2. J. H. Clark, V. Budarin, F. E. I. Deswarte, J. J. E. Hardy, F. M. Kerton, A. J. Hunt, R. Luque, D. J. Macquarrie, K. Milkowski, A. Rodriguez, O. Samuel, S. J.
Tavener, R. J. White and A. J. Wilson, Green Chemistry, 2006, 8, 853-860.
3. F. E. I. Deswarte, J. H. Clark, J. J. E. Hardy and P. M. Rose, 2006, Green Chemistry, 8, 39-42.

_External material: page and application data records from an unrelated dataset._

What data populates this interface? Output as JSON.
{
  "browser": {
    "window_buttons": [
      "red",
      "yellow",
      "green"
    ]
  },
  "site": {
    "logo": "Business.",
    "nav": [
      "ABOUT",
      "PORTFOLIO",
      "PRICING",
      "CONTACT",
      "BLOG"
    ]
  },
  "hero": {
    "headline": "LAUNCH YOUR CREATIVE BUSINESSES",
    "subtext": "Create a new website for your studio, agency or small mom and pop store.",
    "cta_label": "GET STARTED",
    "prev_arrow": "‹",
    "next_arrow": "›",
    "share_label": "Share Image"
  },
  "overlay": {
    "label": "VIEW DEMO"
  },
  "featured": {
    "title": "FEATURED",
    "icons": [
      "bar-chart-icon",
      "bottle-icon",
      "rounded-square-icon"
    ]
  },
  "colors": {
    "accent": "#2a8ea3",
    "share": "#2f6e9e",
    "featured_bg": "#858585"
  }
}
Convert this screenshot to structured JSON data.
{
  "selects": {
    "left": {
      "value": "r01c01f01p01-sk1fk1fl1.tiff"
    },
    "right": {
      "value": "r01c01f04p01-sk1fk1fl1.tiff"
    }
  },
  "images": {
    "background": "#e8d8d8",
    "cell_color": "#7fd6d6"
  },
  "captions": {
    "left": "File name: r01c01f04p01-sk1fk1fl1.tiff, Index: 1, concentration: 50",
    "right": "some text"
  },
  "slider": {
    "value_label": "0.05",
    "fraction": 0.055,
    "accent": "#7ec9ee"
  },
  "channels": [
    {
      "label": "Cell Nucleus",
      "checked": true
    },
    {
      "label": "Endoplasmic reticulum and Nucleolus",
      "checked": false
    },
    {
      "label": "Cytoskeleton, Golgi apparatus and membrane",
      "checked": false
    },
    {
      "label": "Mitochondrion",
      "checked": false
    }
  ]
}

5. H. Ferch and W. Leonhardt. Foam Control in Detergent Products. In Defoaming Theory and Industrial Applications edited by P.R. Garrett, 1993, 221-268.